VR training video could be an asset to law enforcement

Published on Friday, 10 August 2018 19:37


SOUTHINGTON – Homeland Security arrived up at Lincoln College of New England Thursday morning.

Fortunately, it was strictly a pre-emptive measures. They were there to make a virtual reality video of the campus for use by law enforcement in case there is ever a violent or catastrophic incident, said David Alling, director of public safety and head of operations for the college on Mount Vernon Road.

Virtual reality (VR) is an interactive, computer-generated experience taking place within a simulated environment that incorporates mainly auditory and visual elements to create an immersive environment that represents a fantasy world or, as in this case, a physical place in the real world.

Alling said he has been to many security seminars given by Douglas J. Pesce, protective security advisor for the Connecticut district of Homeland Security.

Several years ago Alling learned that Homeland Security offers VR training as a service so he arranged to have a virtual recreation of the campus made.

“They do it for colleges, they do it for hospitals, for civic centers, big buildings like that,” he said. “It took four years to get them here, that’s how busy they are. They go all over doing this, and Doug does a lot of other things too.”

Pesce and his team came to the campus Thursday morning and walked around filming for several hours, Alling said. “They did the classrooms, the student apartments, the outside the whole campus. You send them a PDF map of your facilities and then they go around to all the access and egress points, and if you have any special concerns they go into those areas.”

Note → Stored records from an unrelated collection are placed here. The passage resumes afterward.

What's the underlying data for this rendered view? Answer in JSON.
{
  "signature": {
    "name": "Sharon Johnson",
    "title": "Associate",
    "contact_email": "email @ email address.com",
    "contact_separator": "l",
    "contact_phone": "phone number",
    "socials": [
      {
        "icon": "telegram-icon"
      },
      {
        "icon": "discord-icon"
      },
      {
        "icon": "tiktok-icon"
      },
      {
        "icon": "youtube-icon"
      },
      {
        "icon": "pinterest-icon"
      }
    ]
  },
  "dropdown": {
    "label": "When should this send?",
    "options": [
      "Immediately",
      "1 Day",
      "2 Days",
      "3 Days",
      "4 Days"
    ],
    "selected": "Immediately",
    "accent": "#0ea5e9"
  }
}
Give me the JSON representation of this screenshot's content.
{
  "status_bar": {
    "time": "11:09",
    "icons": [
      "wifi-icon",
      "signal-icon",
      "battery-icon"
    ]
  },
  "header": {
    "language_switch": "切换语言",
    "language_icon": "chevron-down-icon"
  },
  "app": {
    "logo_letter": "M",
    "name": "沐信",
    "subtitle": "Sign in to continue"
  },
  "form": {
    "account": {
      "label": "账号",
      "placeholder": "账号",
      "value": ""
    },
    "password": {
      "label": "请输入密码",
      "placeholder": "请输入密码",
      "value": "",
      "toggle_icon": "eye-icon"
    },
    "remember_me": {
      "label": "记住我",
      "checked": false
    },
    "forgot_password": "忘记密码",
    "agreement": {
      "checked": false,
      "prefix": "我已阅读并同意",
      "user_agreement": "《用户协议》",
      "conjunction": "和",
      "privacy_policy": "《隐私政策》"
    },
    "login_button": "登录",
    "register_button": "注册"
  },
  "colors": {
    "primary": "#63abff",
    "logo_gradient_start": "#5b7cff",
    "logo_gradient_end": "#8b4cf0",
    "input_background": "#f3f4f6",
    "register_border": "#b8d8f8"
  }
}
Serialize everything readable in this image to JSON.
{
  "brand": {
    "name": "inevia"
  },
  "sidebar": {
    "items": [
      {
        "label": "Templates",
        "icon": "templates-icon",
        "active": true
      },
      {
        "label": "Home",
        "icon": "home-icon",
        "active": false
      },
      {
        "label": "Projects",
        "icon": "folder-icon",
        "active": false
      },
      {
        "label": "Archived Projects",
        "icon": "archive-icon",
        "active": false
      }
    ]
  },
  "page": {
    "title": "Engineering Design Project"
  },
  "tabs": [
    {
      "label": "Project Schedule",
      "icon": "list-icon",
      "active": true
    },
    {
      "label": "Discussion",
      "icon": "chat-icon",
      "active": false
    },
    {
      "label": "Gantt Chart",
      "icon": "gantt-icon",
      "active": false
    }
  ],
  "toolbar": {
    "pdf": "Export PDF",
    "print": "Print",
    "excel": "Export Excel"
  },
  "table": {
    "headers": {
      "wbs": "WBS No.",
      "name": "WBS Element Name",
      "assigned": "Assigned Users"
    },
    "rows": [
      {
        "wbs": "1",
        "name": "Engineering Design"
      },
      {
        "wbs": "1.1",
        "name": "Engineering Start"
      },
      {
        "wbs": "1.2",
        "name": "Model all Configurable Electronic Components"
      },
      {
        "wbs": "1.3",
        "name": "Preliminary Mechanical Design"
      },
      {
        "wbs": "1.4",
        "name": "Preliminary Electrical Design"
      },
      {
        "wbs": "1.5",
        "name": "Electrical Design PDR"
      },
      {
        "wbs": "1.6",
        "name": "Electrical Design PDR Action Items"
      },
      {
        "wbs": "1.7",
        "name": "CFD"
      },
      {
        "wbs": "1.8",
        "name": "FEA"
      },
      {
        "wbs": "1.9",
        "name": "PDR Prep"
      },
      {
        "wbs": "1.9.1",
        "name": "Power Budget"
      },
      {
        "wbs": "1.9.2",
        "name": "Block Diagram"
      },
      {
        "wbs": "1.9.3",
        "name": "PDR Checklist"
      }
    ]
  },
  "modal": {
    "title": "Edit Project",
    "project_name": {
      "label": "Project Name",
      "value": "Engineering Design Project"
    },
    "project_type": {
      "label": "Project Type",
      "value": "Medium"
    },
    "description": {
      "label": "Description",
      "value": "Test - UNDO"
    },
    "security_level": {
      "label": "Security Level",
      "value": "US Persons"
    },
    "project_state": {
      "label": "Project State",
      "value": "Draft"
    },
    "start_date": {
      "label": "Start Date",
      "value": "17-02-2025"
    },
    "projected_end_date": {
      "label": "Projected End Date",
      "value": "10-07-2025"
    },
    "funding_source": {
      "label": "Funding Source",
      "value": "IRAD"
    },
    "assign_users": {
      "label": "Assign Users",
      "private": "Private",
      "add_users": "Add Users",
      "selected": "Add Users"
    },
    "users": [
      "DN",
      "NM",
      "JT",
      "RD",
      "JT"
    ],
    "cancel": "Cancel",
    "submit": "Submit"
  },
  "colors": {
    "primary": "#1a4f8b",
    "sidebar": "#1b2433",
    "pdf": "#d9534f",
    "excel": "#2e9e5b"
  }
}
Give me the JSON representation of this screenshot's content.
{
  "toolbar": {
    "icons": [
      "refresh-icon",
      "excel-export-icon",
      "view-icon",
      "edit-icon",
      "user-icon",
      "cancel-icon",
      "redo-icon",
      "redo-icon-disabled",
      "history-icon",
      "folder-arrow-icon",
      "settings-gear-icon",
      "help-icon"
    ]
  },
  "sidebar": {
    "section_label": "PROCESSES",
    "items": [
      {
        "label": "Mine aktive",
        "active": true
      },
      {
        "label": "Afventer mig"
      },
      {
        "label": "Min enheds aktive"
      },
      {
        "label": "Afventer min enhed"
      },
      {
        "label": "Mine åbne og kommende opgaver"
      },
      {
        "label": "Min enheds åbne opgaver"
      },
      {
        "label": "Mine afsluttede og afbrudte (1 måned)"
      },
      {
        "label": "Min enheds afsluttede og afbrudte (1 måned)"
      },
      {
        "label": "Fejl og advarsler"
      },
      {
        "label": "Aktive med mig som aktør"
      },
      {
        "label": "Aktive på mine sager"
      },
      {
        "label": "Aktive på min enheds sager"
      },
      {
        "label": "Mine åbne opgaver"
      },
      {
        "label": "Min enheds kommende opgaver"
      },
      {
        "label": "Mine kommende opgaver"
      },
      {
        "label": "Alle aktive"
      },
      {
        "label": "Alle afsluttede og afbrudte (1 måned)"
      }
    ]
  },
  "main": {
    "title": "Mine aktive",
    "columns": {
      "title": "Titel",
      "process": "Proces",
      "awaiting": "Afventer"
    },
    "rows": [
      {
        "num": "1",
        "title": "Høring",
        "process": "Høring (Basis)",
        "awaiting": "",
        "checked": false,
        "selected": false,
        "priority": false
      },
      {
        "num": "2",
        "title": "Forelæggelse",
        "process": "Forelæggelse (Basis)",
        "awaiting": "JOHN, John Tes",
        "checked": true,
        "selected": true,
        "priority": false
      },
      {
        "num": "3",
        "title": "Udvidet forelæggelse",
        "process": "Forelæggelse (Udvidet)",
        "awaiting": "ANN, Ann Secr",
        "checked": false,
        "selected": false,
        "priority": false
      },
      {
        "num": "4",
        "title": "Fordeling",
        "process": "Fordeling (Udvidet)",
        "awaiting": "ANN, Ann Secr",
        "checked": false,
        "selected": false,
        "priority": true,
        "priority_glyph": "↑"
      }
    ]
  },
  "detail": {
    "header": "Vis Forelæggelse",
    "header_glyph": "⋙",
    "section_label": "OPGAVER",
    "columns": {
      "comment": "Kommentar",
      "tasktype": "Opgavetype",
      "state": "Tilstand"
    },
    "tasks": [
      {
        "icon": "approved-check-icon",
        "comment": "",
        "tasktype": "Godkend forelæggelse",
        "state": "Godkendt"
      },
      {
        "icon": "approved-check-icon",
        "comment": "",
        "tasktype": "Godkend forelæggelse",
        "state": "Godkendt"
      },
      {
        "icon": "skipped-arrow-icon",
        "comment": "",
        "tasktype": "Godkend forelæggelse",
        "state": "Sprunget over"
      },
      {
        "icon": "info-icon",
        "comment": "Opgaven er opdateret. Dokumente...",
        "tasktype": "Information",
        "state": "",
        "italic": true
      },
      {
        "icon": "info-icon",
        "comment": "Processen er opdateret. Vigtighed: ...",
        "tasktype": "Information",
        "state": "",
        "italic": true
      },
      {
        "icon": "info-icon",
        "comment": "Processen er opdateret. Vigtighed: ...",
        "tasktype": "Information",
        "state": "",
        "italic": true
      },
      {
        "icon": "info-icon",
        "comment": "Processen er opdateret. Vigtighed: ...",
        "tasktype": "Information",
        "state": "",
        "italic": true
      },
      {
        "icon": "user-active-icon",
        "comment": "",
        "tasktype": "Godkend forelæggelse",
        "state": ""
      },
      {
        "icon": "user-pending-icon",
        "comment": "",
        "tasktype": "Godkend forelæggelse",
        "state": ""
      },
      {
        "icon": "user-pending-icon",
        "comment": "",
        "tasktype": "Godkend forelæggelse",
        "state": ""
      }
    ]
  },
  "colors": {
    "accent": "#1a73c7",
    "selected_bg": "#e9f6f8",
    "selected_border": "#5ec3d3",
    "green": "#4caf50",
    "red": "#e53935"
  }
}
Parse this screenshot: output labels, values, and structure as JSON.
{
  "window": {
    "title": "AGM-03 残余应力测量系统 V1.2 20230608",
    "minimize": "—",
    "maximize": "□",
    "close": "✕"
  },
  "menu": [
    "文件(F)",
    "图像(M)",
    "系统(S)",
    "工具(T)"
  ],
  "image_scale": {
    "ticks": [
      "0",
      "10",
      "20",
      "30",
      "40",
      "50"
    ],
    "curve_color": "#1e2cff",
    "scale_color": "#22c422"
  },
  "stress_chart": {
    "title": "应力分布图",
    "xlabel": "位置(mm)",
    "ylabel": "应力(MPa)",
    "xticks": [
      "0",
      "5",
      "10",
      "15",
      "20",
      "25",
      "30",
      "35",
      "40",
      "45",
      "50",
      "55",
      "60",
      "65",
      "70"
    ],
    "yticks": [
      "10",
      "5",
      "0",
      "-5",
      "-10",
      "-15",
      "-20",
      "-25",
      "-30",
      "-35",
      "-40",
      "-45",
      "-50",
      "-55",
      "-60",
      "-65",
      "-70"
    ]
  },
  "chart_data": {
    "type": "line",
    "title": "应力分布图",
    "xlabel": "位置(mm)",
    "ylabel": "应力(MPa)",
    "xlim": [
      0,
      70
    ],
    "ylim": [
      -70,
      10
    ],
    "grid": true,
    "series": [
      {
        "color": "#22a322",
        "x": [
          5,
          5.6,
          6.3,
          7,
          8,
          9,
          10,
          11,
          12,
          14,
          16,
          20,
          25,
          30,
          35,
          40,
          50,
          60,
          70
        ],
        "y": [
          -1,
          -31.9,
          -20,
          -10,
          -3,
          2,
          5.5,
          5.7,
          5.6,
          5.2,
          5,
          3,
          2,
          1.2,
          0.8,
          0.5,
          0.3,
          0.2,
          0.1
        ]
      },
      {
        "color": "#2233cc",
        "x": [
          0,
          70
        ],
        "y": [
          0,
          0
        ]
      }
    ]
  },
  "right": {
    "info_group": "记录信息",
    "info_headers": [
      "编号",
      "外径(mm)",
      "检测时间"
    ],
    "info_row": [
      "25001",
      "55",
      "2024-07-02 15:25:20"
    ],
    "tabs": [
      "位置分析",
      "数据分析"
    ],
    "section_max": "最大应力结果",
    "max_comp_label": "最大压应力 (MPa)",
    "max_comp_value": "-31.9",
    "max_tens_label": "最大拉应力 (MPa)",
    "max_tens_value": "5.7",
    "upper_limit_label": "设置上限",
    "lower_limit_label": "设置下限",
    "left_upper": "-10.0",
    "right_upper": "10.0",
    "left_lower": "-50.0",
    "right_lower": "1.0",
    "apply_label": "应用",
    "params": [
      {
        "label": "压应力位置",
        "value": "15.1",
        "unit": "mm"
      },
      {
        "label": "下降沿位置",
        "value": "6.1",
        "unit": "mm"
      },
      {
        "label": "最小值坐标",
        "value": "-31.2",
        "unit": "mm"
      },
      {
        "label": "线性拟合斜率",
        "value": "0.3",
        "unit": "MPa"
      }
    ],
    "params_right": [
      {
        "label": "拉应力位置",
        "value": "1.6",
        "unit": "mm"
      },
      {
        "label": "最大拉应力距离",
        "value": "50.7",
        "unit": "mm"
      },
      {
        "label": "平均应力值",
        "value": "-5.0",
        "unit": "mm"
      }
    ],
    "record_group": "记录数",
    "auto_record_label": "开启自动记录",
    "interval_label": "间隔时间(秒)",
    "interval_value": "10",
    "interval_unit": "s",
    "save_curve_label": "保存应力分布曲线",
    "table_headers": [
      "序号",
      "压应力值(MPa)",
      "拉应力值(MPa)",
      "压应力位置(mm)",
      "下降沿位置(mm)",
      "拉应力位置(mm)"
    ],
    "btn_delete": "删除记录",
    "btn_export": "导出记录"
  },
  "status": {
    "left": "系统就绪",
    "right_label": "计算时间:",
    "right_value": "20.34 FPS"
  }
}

They use Google to incorporate an aerial map of the campus and the surrounding area, including Lake Compounce, he said.

Alling said he expects to get the finished VR video in about a month, and he will distribute copies to the Southington Police Department and the Connecticut State Police.

“They will have them in case we ever have an incident here, so they’ll be able to see where every part of the college is. I will use it as a training tool with my staff and some of the students -- the RAs [resident assistants. It’s a fantastic tool,” he said.

Susan Corica can be reached at 860-973-1802 or scorica@bristolpress.com.

Posted in New Britain Herald, General News, Southington Herald on Friday, 10 August 2018 19:37. Updated: Friday, 10 August 2018 19:40.